By Bradley Osburn
The problem with most websites these days is that they’re often just passive pages with no real chance for interaction with visitors. Your sales team might be the most productive team in town, but if all you have is a questionnaire on your site that visitors can fill out, there’s a 50/50 chance that you just lost a potential client. SharpSpring hopes to change that.
SharpSpring is one of a new type of software that’s designed to allow business owners to track real-time analytics on their sites, whether that’s tracking the number of site hits over the course of a day or individual users over the course of their visit. It is tailored specifically to marketing companies, enabling them to effectively utilize the Internet to bring in new clients and serve existing ones.
The company is only a couple of years old, said founder Rick Carlson, but it’s signed dozens of clients and is signing more all the time. SharpSpring consists of Carlson, his chief technology officer, Travis Whitton, and six other employees. Carlson’s background is in sales and marketing for Internet security companies like AVG and Panda Security. His undergraduate years were spent in journalism and communications, and he has an MBA from the University of Florida.
Carlson said that 98 percent of visitors to marketing websites don’t fill out any forms or initiate contact. They don’t do this because they aren’t interested, he explained, but because odds are they’ve visited and looked through several websites and are likely to just fill out a contact form on the last site they end up on.

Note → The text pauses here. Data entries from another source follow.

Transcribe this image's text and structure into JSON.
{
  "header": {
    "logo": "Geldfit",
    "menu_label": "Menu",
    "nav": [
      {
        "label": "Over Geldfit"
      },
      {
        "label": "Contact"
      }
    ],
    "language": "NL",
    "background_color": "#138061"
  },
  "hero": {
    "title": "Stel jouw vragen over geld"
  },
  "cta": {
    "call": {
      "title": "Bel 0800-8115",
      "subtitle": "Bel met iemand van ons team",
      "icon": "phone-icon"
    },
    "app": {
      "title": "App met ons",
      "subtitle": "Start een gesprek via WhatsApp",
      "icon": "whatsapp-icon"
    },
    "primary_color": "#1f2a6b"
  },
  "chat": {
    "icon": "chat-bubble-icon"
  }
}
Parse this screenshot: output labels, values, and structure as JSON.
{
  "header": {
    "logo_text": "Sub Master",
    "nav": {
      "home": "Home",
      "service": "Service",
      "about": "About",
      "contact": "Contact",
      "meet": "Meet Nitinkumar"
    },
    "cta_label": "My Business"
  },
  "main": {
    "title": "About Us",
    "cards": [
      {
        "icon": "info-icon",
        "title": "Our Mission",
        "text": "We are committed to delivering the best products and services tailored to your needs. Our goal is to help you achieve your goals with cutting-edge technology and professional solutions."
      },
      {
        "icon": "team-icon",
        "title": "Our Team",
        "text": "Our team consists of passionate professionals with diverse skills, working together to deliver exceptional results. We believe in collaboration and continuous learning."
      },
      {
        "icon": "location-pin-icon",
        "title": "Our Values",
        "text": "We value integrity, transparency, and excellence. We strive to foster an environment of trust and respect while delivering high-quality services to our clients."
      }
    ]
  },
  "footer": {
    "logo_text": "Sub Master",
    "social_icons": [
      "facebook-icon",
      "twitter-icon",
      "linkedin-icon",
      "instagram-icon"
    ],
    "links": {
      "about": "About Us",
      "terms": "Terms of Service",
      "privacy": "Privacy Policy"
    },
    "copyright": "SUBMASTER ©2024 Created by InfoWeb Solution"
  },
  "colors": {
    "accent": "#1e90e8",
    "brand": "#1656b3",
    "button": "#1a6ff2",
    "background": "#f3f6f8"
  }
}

SharpSpring identifies those potential clients through a reverse IP-lookup tool called VisitorID, which he stressed does not identify an individual’s information, just companies. It also tracks current clients on return visits to enable sales representatives to reach out about new needs.
“If you came to one of our sites we would see search terms you used, where you came from — like Bing or Google — what pages you visited on our site, and if you’re anonymous we have a good chance of IDing you.”
Through a suite of digital automation and analytics tools SharpSpring delivers targeted emails about services and scores leads based on user behavior. Scored leads allow a limited sales staff to work on leads that are the most relevant. These tools make it possible to track return on investment on everything the staff does.
Carlson is adamant about their emails not being spam, but something that the recipient is actually interested in. The problem, he said, is in the idea of having to be in contact with clients at all times.
“It’s not about constant contact,” he said, “it’s about relevant contact, and sending out exactly the right message at the right time. Ultimately we want to make sites intelligent and responsive instead of passive bulletin boards.”
Prices range from free to $399, depending on usage levels, with enterprise plans for larger businesses; affordable compared to other solutions, Carlson said, but not where SharpSpring’s value actually lies.
“If you’re a marketing firm you ought to be able to track everything that’s going on, send relevant communication to clients, and drive more leads,” he said. “Marketing firms are being asked more and more to prove ROI, drive more leads with the same marketing dollars, and to make sure those leads are nurtured through a sales process. And that’s what SharpSpring enables people to do.”